### SOURCE DATA ###

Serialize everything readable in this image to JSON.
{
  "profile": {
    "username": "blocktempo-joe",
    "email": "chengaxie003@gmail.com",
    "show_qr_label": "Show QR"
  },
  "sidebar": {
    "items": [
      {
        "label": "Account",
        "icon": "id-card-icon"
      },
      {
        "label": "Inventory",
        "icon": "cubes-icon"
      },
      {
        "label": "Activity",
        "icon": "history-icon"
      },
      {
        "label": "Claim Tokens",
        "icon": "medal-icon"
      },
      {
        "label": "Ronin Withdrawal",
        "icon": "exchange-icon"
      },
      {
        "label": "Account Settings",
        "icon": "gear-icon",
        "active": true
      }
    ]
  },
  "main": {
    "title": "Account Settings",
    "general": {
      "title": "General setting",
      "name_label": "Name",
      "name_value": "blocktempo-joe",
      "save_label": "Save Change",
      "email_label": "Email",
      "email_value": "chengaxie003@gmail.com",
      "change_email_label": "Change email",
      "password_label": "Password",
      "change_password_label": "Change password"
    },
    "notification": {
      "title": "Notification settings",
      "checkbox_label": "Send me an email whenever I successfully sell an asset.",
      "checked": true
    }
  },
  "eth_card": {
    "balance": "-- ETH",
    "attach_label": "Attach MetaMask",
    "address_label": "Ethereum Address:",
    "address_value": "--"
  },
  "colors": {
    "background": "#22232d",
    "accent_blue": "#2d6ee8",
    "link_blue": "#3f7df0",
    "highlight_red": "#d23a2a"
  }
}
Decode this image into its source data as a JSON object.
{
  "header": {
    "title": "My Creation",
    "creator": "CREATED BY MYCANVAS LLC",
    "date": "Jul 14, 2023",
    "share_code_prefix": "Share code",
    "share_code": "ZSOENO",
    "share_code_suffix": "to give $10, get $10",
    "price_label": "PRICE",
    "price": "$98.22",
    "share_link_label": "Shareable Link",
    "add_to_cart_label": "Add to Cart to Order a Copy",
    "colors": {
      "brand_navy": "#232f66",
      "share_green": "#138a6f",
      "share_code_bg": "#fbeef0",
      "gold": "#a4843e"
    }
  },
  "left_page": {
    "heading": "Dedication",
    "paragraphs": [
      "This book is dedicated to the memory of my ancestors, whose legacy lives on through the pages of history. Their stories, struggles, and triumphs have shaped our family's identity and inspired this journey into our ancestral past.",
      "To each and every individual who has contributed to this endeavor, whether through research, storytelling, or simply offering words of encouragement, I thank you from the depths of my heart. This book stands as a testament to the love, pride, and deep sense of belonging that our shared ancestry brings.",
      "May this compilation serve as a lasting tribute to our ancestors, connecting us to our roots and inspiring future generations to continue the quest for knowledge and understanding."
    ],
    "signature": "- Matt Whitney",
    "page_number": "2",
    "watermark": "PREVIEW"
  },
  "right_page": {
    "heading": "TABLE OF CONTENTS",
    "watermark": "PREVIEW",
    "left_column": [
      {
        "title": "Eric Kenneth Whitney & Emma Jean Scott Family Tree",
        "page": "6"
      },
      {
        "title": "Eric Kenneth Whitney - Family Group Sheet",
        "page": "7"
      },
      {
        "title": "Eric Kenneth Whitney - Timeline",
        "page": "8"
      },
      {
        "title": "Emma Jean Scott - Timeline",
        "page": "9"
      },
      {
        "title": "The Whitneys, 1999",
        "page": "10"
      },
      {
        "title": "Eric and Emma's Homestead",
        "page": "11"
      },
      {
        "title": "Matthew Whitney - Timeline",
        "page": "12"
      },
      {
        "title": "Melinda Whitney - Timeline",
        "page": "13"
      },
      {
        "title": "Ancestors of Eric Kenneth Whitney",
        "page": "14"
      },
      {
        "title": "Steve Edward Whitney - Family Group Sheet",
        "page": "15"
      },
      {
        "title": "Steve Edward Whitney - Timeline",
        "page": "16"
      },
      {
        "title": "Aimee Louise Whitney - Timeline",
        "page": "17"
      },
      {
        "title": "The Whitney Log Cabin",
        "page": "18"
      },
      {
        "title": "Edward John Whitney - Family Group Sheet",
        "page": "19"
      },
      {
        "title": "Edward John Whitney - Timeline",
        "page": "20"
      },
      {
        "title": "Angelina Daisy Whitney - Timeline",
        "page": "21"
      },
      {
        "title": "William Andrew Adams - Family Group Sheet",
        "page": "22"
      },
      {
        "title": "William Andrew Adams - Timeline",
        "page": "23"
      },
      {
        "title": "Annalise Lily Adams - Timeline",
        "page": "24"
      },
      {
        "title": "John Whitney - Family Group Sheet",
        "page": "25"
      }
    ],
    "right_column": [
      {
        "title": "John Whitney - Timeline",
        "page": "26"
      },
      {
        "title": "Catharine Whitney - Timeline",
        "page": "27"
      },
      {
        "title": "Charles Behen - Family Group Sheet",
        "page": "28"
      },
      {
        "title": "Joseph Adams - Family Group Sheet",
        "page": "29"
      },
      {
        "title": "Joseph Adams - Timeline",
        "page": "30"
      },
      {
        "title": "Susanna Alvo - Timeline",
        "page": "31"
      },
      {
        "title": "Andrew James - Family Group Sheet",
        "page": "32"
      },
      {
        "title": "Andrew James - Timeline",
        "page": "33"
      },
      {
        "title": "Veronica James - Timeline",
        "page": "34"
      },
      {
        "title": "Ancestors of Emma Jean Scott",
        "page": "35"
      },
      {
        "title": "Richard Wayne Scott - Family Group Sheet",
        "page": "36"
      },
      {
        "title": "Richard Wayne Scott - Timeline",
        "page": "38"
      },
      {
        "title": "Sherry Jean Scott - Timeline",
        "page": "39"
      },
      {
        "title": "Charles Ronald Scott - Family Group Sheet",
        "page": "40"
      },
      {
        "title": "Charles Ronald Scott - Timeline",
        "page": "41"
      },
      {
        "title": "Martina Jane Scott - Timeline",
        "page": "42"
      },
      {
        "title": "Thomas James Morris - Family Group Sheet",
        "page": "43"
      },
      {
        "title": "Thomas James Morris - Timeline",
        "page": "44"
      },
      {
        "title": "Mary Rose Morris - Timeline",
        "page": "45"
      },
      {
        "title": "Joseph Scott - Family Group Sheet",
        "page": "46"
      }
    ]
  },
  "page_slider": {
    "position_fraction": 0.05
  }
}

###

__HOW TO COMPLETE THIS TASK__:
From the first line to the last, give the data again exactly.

__RESPONSE BELOW__:
Serialize everything readable in this image to JSON.
{
  "profile": {
    "username": "blocktempo-joe",
    "email": "chengaxie003@gmail.com",
    "show_qr_label": "Show QR"
  },
  "sidebar": {
    "items": [
      {
        "label": "Account",
        "icon": "id-card-icon"
      },
      {
        "label": "Inventory",
        "icon": "cubes-icon"
      },
      {
        "label": "Activity",
        "icon": "history-icon"
      },
      {
        "label": "Claim Tokens",
        "icon": "medal-icon"
      },
      {
        "label": "Ronin Withdrawal",
        "icon": "exchange-icon"
      },
      {
        "label": "Account Settings",
        "icon": "gear-icon",
        "active": true
      }
    ]
  },
  "main": {
    "title": "Account Settings",
    "general": {
      "title": "General setting",
      "name_label": "Name",
      "name_value": "blocktempo-joe",
      "save_label": "Save Change",
      "email_label": "Email",
      "email_value": "chengaxie003@gmail.com",
      "change_email_label": "Change email",
      "password_label": "Password",
      "change_password_label": "Change password"
    },
    "notification": {
      "title": "Notification settings",
      "checkbox_label": "Send me an email whenever I successfully sell an asset.",
      "checked": true
    }
  },
  "eth_card": {
    "balance": "-- ETH",
    "attach_label": "Attach MetaMask",
    "address_label": "Ethereum Address:",
    "address_value": "--"
  },
  "colors": {
    "background": "#22232d",
    "accent_blue": "#2d6ee8",
    "link_blue": "#3f7df0",
    "highlight_red": "#d23a2a"
  }
}
Decode this image into its source data as a JSON object.
{
  "header": {
    "title": "My Creation",
    "creator": "CREATED BY MYCANVAS LLC",
    "date": "Jul 14, 2023",
    "share_code_prefix": "Share code",
    "share_code": "ZSOENO",
    "share_code_suffix": "to give $10, get $10",
    "price_label": "PRICE",
    "price": "$98.22",
    "share_link_label": "Shareable Link",
    "add_to_cart_label": "Add to Cart to Order a Copy",
    "colors": {
      "brand_navy": "#232f66",
      "share_green": "#138a6f",
      "share_code_bg": "#fbeef0",
      "gold": "#a4843e"
    }
  },
  "left_page": {
    "heading": "Dedication",
    "paragraphs": [
      "This book is dedicated to the memory of my ancestors, whose legacy lives on through the pages of history. Their stories, struggles, and triumphs have shaped our family's identity and inspired this journey into our ancestral past.",
      "To each and every individual who has contributed to this endeavor, whether through research, storytelling, or simply offering words of encouragement, I thank you from the depths of my heart. This book stands as a testament to the love, pride, and deep sense of belonging that our shared ancestry brings.",
      "May this compilation serve as a lasting tribute to our ancestors, connecting us to our roots and inspiring future generations to continue the quest for knowledge and understanding."
    ],
    "signature": "- Matt Whitney",
    "page_number": "2",
    "watermark": "PREVIEW"
  },
  "right_page": {
    "heading": "TABLE OF CONTENTS",
    "watermark": "PREVIEW",
    "left_column": [
      {
        "title": "Eric Kenneth Whitney & Emma Jean Scott Family Tree",
        "page": "6"
      },
      {
        "title": "Eric Kenneth Whitney - Family Group Sheet",
        "page": "7"
      },
      {
        "title": "Eric Kenneth Whitney - Timeline",
        "page": "8"
      },
      {
        "title": "Emma Jean Scott - Timeline",
        "page": "9"
      },
      {
        "title": "The Whitneys, 1999",
        "page": "10"
      },
      {
        "title": "Eric and Emma's Homestead",
        "page": "11"
      },
      {
        "title": "Matthew Whitney - Timeline",
        "page": "12"
      },
      {
        "title": "Melinda Whitney - Timeline",
        "page": "13"
      },
      {
        "title": "Ancestors of Eric Kenneth Whitney",
        "page": "14"
      },
      {
        "title": "Steve Edward Whitney - Family Group Sheet",
        "page": "15"
      },
      {
        "title": "Steve Edward Whitney - Timeline",
        "page": "16"
      },
      {
        "title": "Aimee Louise Whitney - Timeline",
        "page": "17"
      },
      {
        "title": "The Whitney Log Cabin",
        "page": "18"
      },
      {
        "title": "Edward John Whitney - Family Group Sheet",
        "page": "19"
      },
      {
        "title": "Edward John Whitney - Timeline",
        "page": "20"
      },
      {
        "title": "Angelina Daisy Whitney - Timeline",
        "page": "21"
      },
      {
        "title": "William Andrew Adams - Family Group Sheet",
        "page": "22"
      },
      {
        "title": "William Andrew Adams - Timeline",
        "page": "23"
      },
      {
        "title": "Annalise Lily Adams - Timeline",
        "page": "24"
      },
      {
        "title": "John Whitney - Family Group Sheet",
        "page": "25"
      }
    ],
    "right_column": [
      {
        "title": "John Whitney - Timeline",
        "page": "26"
      },
      {
        "title": "Catharine Whitney - Timeline",
        "page": "27"
      },
      {
        "title": "Charles Behen - Family Group Sheet",
        "page": "28"
      },
      {
        "title": "Joseph Adams - Family Group Sheet",
        "page": "29"
      },
      {
        "title": "Joseph Adams - Timeline",
        "page": "30"
      },
      {
        "title": "Susanna Alvo - Timeline",
        "page": "31"
      },
      {
        "title": "Andrew James - Family Group Sheet",
        "page": "32"
      },
      {
        "title": "Andrew James - Timeline",
        "page": "33"
      },
      {
        "title": "Veronica James - Timeline",
        "page": "34"
      },
      {
        "title": "Ancestors of Emma Jean Scott",
        "page": "35"
      },
      {
        "title": "Richard Wayne Scott - Family Group Sheet",
        "page": "36"
      },
      {
        "title": "Richard Wayne Scott - Timeline",
        "page": "38"
      },
      {
        "title": "Sherry Jean Scott - Timeline",
        "page": "39"
      },
      {
        "title": "Charles Ronald Scott - Family Group Sheet",
        "page": "40"
      },
      {
        "title": "Charles Ronald Scott - Timeline",
        "page": "41"
      },
      {
        "title": "Martina Jane Scott - Timeline",
        "page": "42"
      },
      {
        "title": "Thomas James Morris - Family Group Sheet",
        "page": "43"
      },
      {
        "title": "Thomas James Morris - Timeline",
        "page": "44"
      },
      {
        "title": "Mary Rose Morris - Timeline",
        "page": "45"
      },
      {
        "title": "Joseph Scott - Family Group Sheet",
        "page": "46"
      }
    ]
  },
  "page_slider": {
    "position_fraction": 0.05
  }
}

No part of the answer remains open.